Clients regularly make great changes in life areas that they haven’t even worked on in the coaching sessions. This is because when one improves on one executive function it has a direct effect on the other executive functions.
This is Nicola’s story. She was in coaching for five months practising self-awareness and anger management.
Nicola had a sister-in-law, Alex, with whom she didn’t get on very well. Alex was a high-flying executive who earned over two million a year. Nicola was employed as a desk clerk at her local post office. She felt intimidated by Alex. During a recent conversation, Alex made a remark that deeply hurt Nicola. She felt that Alex seriously crossed her boundaries. She related that a couple of days after the incident she invited Alex out for a drink. Nicola was scared out of her wits but she calmly yet assertively stated her thoughts about Alex’s remarks. Alex understood that her comments had been out of place. She apologised.
Nicola related that in all her 54 years she had never managed to assert herself in a calm and forthright manner. Had she followed her regular behaviour pattern she would have simply shut down or more likely, exploded in anger at a later time. This moment of brave assertiveness was a major achievement for her. She felt five feet taller.
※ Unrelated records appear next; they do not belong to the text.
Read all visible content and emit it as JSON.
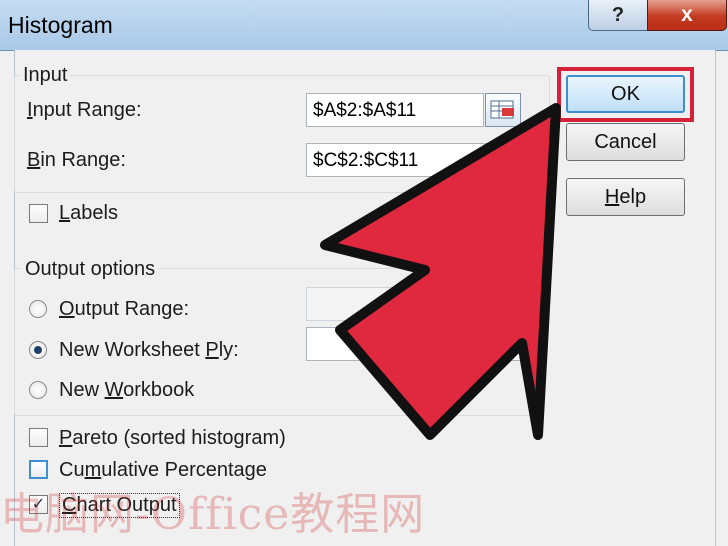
{
  "window": {
    "title": "Histogram",
    "help_glyph": "?",
    "close_glyph": "x"
  },
  "input_group": {
    "legend": "Input",
    "input_range_label": "Input Range:",
    "input_range_value": "$A$2:$A$11",
    "bin_range_label": "Bin Range:",
    "bin_range_value": "$C$2:$C$11"
  },
  "labels_checkbox": {
    "label": "Labels",
    "checked": false
  },
  "output_group": {
    "legend": "Output options",
    "output_range_label": "Output Range:",
    "new_worksheet_label": "New Worksheet Ply:",
    "new_workbook_label": "New Workbook",
    "selected": "New Worksheet Ply"
  },
  "options": {
    "pareto_label": "Pareto (sorted histogram)",
    "cumulative_label": "Cumulative Percentage",
    "chart_output_label": "Chart Output",
    "chart_output_checked": true,
    "check_glyph": "✓"
  },
  "buttons": {
    "ok": "OK",
    "cancel": "Cancel",
    "help": "Help"
  },
  "annotation": {
    "arrow_color": "#e0283e",
    "outline_color": "#111111"
  },
  "watermark": "电脑网-Office教程网"
}
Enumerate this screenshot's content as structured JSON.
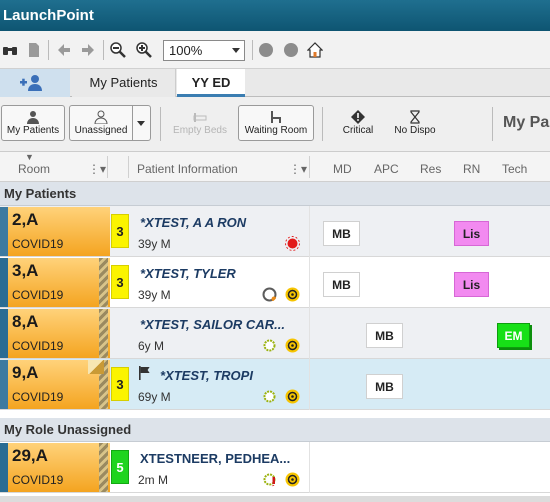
{
  "window": {
    "title": "LaunchPoint"
  },
  "toolbar": {
    "zoom_value": "100%",
    "icons": [
      "binoculars-icon",
      "page-icon",
      "back-icon",
      "forward-icon",
      "zoom-out-icon",
      "zoom-in-icon",
      "circle-icon",
      "circle-icon",
      "home-icon"
    ]
  },
  "tabs": [
    {
      "label": "My Patients"
    },
    {
      "label": "YY ED"
    }
  ],
  "filters": {
    "my_patients": "My Patients",
    "unassigned": "Unassigned",
    "empty_beds": "Empty Beds",
    "waiting_room": "Waiting Room",
    "critical": "Critical",
    "no_dispo": "No Dispo",
    "my_pa": "My Pa"
  },
  "columns": {
    "room": "Room",
    "patient_info": "Patient Information",
    "md": "MD",
    "apc": "APC",
    "res": "Res",
    "rn": "RN",
    "tech": "Tech"
  },
  "groups": {
    "my_patients": "My Patients",
    "unassigned": "My Role Unassigned"
  },
  "rows": [
    {
      "room": "2,A",
      "dx": "COVID19",
      "acuity": "3",
      "name": "*XTEST, A A RON",
      "age": "39y M",
      "md": "MB",
      "rn": "Lis"
    },
    {
      "room": "3,A",
      "dx": "COVID19",
      "acuity": "3",
      "name": "*XTEST, TYLER",
      "age": "39y M",
      "md": "MB",
      "rn": "Lis"
    },
    {
      "room": "8,A",
      "dx": "COVID19",
      "acuity": "",
      "name": "*XTEST, SAILOR CAR...",
      "age": "6y M",
      "apc": "MB",
      "tech": "EM"
    },
    {
      "room": "9,A",
      "dx": "COVID19",
      "acuity": "3",
      "name": "*XTEST, TROPI",
      "age": "69y M",
      "apc": "MB"
    },
    {
      "room": "29,A",
      "dx": "COVID19",
      "acuity": "5",
      "name": "XTESTNEER, PEDHEA...",
      "age": "2m M"
    }
  ],
  "colors": {
    "title_bar": "#0e5572",
    "acuity_yellow": "#fbf400",
    "acuity_green": "#1fd41f",
    "rn_pink": "#f28af0",
    "tech_green": "#17e017",
    "room_orange": "#f4a420"
  }
}
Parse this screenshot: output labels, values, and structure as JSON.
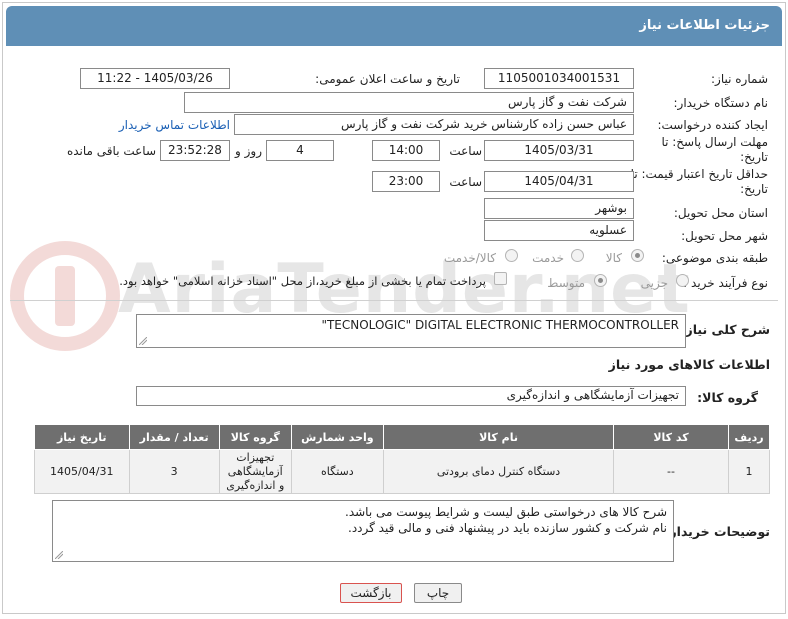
{
  "header": {
    "title": "جزئیات اطلاعات نیاز"
  },
  "fields": {
    "need_number_label": "شماره نیاز:",
    "need_number": "1105001034001531",
    "announce_label": "تاریخ و ساعت اعلان عمومی:",
    "announce_value": "1405/03/26 - 11:22",
    "buyer_org_label": "نام دستگاه خریدار:",
    "buyer_org": "شرکت نفت و گاز پارس",
    "creator_label": "ایجاد کننده درخواست:",
    "creator": "عباس حسن زاده کارشناس خرید شرکت نفت و گاز پارس",
    "contact_link": "اطلاعات تماس خریدار",
    "deadline_label": "مهلت ارسال پاسخ: تا تاریخ:",
    "deadline_date": "1405/03/31",
    "time_label": "ساعت",
    "deadline_time": "14:00",
    "days": "4",
    "days_label": "روز و",
    "remaining": "23:52:28",
    "remaining_label": "ساعت باقی مانده",
    "price_valid_label": "حداقل تاریخ اعتبار قیمت: تا تاریخ:",
    "price_valid_date": "1405/04/31",
    "price_valid_time": "23:00",
    "province_label": "استان محل تحویل:",
    "province": "بوشهر",
    "city_label": "شهر محل تحویل:",
    "city": "عسلویه",
    "category_label": "طبقه بندی موضوعی:",
    "category_options": [
      "کالا",
      "خدمت",
      "کالا/خدمت"
    ],
    "process_label": "نوع فرآیند خرید :",
    "process_options": [
      "جزیی",
      "متوسط"
    ],
    "payment_note": "پرداخت تمام یا بخشی از مبلغ خرید،از محل \"اسناد خزانه اسلامی\" خواهد بود."
  },
  "description": {
    "label": "شرح کلی نیاز:",
    "value": "\"TECNOLOGIC\" DIGITAL ELECTRONIC THERMOCONTROLLER"
  },
  "goods_section": {
    "title": "اطلاعات کالاهای مورد نیاز",
    "group_label": "گروه کالا:",
    "group_value": "تجهیزات آزمایشگاهی و اندازه‌گیری"
  },
  "table": {
    "headers": [
      "ردیف",
      "کد کالا",
      "نام کالا",
      "واحد شمارش",
      "گروه کالا",
      "تعداد / مقدار",
      "تاریخ نیاز"
    ],
    "rows": [
      [
        "1",
        "--",
        "دستگاه کنترل دمای برودتی",
        "دستگاه",
        "تجهیزات آزمایشگاهی و اندازه‌گیری",
        "3",
        "1405/04/31"
      ]
    ]
  },
  "buyer_notes": {
    "label": "توضیحات خریدار:",
    "line1": "شرح کالا های درخواستی طبق لیست و شرایط پیوست می باشد.",
    "line2": "نام شرکت و کشور سازنده باید در پیشنهاد فنی و مالی قید گردد."
  },
  "buttons": {
    "print": "چاپ",
    "back": "بازگشت"
  },
  "watermark": {
    "text": "AriaTender.net"
  },
  "colors": {
    "header": "#5f8fb6",
    "table_header": "#6f6f6f",
    "link": "#1a5fb4",
    "back_button_border": "#d9534f"
  }
}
She gained confidence that she could face future challenges successfully.
Find out more about impulsivity from Dr Russell Barkley’s website here
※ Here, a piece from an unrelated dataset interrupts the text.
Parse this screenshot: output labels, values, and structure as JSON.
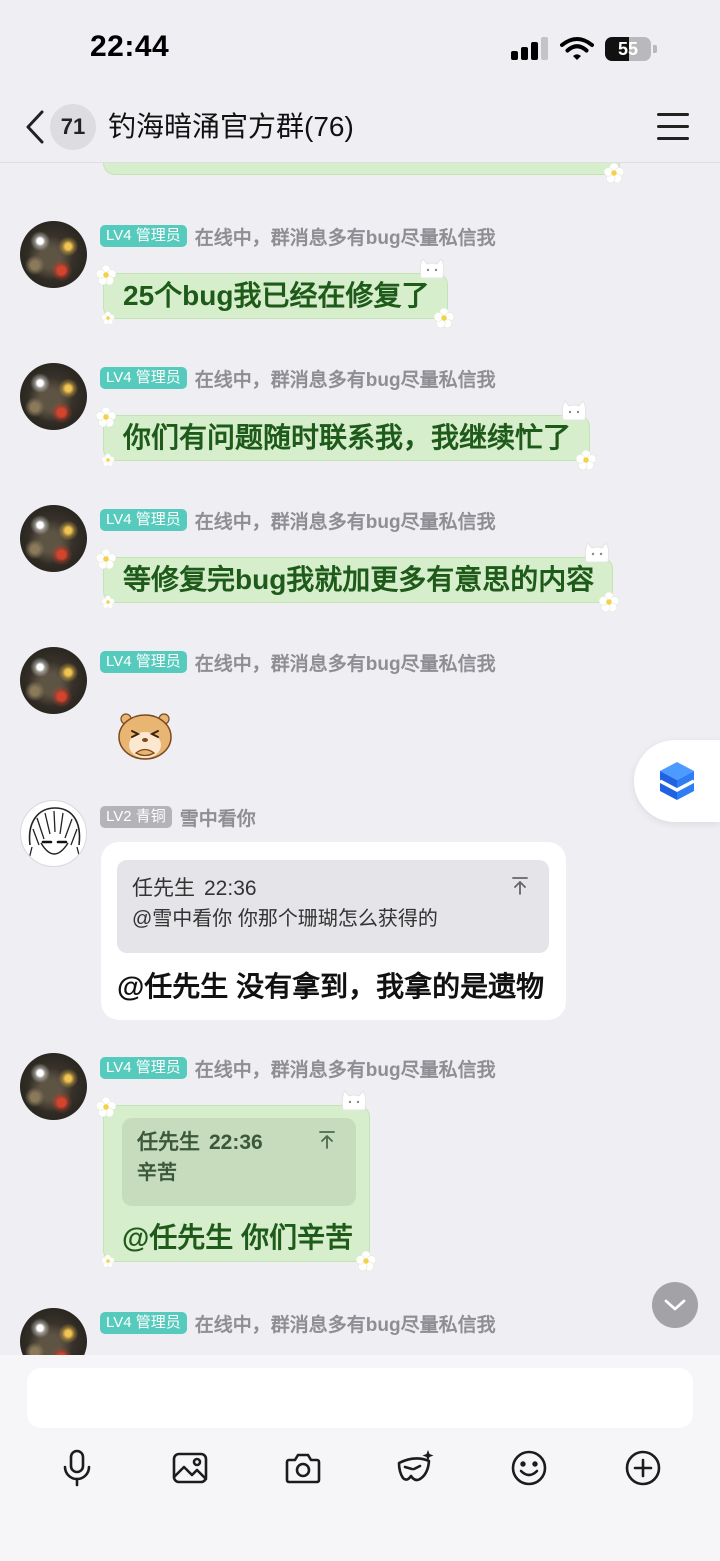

3. IS YOUR DISTRICTIBILITY HOLDING YOU BACK?
Distractibility is the third criteria for ADHD. There are three types of focus:
Emergency personnel employ hypo-focusing to move easily from one task to another, while keeping the big picture in view. Hypo-focusing helps to sustain focus on many things at once without feeling overwhelmed.
The drawback is that when bored or unmotivated, you might jump from one task to the next, often without completing the first. You may get restless and irritable.
The plus side of distractibility is your ability to hyper-focus. You may be able to focus intently on interesting tasks for hours. Channel this trait into the right profession to suit your skills. Neurosurgeons, caring professionals, theatre and arts professionals and wilderness guides all use hyper-focus to their advantage.
You can train your mind to focus for longer periods of time. Use short bursts of energy to get a job done. Remember to focus on one piece of work at a time, to gain inner peace.
You also need to be able to selectively focus, meaning being able to focus on your tasks even when there are distractions around you.
Disctractibility has its upside as well.
The 3 ADHD criteria and more is available in “Own your ADHD – Discover your True Potential.” Being published soon. CONTACT HERE